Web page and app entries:
* * *

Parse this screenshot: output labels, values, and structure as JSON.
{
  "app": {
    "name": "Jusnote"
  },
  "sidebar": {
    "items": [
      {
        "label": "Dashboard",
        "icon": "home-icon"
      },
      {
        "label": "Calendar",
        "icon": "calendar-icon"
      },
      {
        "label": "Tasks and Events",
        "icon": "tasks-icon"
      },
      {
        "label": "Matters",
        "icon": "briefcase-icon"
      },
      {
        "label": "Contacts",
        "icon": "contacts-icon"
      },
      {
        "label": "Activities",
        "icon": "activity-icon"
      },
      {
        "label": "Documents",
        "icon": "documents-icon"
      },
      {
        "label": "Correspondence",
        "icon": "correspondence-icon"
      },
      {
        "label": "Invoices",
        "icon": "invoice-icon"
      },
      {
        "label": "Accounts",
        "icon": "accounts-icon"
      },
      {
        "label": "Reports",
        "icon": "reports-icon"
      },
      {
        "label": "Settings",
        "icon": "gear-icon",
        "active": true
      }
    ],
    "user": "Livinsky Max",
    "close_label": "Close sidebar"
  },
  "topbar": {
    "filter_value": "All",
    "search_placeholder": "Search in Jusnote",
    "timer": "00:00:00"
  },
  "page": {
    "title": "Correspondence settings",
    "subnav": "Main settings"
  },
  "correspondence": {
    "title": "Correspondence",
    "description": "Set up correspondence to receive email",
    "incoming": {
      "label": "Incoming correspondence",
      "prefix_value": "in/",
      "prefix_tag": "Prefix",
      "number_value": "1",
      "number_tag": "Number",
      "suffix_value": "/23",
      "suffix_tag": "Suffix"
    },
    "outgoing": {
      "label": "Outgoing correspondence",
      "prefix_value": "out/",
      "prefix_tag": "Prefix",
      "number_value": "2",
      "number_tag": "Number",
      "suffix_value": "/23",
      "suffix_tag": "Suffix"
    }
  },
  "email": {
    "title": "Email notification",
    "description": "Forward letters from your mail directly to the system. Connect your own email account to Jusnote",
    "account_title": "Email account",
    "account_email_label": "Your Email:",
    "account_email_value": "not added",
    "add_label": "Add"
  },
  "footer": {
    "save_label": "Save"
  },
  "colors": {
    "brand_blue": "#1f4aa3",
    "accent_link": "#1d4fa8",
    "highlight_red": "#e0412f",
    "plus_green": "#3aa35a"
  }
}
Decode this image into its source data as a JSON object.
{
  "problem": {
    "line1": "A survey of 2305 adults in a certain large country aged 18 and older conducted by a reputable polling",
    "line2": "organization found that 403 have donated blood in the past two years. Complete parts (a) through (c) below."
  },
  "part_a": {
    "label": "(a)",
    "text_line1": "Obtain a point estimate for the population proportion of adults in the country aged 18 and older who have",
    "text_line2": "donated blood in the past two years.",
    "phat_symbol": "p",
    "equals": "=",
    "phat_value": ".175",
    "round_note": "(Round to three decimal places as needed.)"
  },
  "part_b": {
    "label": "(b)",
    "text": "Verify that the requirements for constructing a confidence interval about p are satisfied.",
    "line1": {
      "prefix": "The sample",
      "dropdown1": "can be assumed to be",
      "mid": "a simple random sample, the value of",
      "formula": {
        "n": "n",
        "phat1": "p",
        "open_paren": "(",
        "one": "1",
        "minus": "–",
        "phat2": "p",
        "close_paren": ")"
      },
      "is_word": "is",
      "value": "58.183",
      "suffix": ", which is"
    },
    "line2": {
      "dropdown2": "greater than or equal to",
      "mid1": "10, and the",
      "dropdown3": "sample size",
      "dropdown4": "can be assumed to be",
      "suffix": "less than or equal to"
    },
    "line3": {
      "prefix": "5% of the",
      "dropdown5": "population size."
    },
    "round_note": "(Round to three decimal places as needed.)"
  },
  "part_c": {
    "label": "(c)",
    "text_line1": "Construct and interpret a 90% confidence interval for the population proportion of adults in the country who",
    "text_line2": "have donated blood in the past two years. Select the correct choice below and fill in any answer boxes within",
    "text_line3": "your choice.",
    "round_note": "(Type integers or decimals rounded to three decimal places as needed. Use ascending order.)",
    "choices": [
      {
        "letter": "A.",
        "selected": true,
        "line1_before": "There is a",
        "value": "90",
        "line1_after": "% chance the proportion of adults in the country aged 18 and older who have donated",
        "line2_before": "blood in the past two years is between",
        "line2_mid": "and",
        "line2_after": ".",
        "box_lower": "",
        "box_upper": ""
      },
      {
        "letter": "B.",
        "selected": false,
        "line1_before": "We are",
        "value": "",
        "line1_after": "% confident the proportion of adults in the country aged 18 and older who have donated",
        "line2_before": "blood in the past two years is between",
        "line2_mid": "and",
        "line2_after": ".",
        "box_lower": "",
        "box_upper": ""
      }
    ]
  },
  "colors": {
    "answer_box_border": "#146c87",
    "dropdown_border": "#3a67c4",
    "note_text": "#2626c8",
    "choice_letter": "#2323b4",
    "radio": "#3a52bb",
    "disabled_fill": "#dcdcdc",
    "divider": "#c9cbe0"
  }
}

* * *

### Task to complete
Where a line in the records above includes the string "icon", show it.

### Worked solution
        "icon": "home-icon"
        "icon": "calendar-icon"
        "icon": "tasks-icon"
        "icon": "briefcase-icon"
        "icon": "contacts-icon"
        "icon": "activity-icon"
        "icon": "documents-icon"
        "icon": "correspondence-icon"
        "icon": "invoice-icon"
        "icon": "accounts-icon"
        "icon": "reports-icon"
        "icon": "gear-icon",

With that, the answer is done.